Return only those lines of the material that contain "icon".

◆ EXERCISE INPUTS
====

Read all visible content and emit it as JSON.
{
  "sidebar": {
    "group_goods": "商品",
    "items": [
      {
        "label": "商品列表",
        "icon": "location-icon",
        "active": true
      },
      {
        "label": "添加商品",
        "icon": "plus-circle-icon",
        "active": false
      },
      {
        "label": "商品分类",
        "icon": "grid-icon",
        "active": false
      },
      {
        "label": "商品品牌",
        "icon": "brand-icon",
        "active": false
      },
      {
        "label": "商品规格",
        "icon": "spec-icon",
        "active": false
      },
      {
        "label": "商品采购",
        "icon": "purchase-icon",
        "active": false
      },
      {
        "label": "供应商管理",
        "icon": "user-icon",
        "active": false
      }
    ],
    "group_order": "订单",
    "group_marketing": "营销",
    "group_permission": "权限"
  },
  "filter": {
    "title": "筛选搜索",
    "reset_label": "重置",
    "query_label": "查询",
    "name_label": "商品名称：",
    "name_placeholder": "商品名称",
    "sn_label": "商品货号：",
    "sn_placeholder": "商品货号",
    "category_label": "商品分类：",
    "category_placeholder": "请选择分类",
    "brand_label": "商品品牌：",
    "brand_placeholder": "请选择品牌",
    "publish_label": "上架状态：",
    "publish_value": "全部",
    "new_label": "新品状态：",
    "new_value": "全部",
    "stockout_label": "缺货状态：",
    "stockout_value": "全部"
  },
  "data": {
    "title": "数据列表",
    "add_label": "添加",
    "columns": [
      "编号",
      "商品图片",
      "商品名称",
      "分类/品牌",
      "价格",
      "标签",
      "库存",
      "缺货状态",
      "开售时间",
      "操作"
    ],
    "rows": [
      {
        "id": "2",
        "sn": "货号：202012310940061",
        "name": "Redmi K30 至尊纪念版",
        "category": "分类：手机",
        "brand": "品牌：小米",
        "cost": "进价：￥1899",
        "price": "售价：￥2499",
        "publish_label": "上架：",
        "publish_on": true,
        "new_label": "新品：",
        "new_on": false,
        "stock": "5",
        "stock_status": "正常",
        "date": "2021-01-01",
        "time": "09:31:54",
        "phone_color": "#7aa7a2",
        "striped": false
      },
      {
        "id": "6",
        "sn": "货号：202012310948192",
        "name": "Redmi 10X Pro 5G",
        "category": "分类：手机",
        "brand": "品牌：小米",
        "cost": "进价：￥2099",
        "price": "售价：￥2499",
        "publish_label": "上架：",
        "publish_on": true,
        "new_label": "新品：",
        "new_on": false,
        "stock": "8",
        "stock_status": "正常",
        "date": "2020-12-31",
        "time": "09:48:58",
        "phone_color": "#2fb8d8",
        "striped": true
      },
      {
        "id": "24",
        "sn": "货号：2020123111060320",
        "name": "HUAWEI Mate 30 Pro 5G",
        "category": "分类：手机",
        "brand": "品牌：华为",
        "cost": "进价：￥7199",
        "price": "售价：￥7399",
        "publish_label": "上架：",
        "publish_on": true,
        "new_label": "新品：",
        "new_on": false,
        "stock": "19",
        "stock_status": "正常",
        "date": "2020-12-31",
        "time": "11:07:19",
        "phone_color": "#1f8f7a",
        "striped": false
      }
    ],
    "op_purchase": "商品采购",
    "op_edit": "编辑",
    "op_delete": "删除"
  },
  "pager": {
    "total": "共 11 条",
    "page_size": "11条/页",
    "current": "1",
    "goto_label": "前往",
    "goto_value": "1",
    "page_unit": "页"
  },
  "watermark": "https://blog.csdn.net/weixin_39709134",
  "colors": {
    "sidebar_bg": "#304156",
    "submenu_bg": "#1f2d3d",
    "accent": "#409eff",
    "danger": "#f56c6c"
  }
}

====

◆ EXPECTED OUTPUT
        "icon": "location-icon",
        "icon": "plus-circle-icon",
        "icon": "grid-icon",
        "icon": "brand-icon",
        "icon": "spec-icon",
        "icon": "purchase-icon",
        "icon": "user-icon",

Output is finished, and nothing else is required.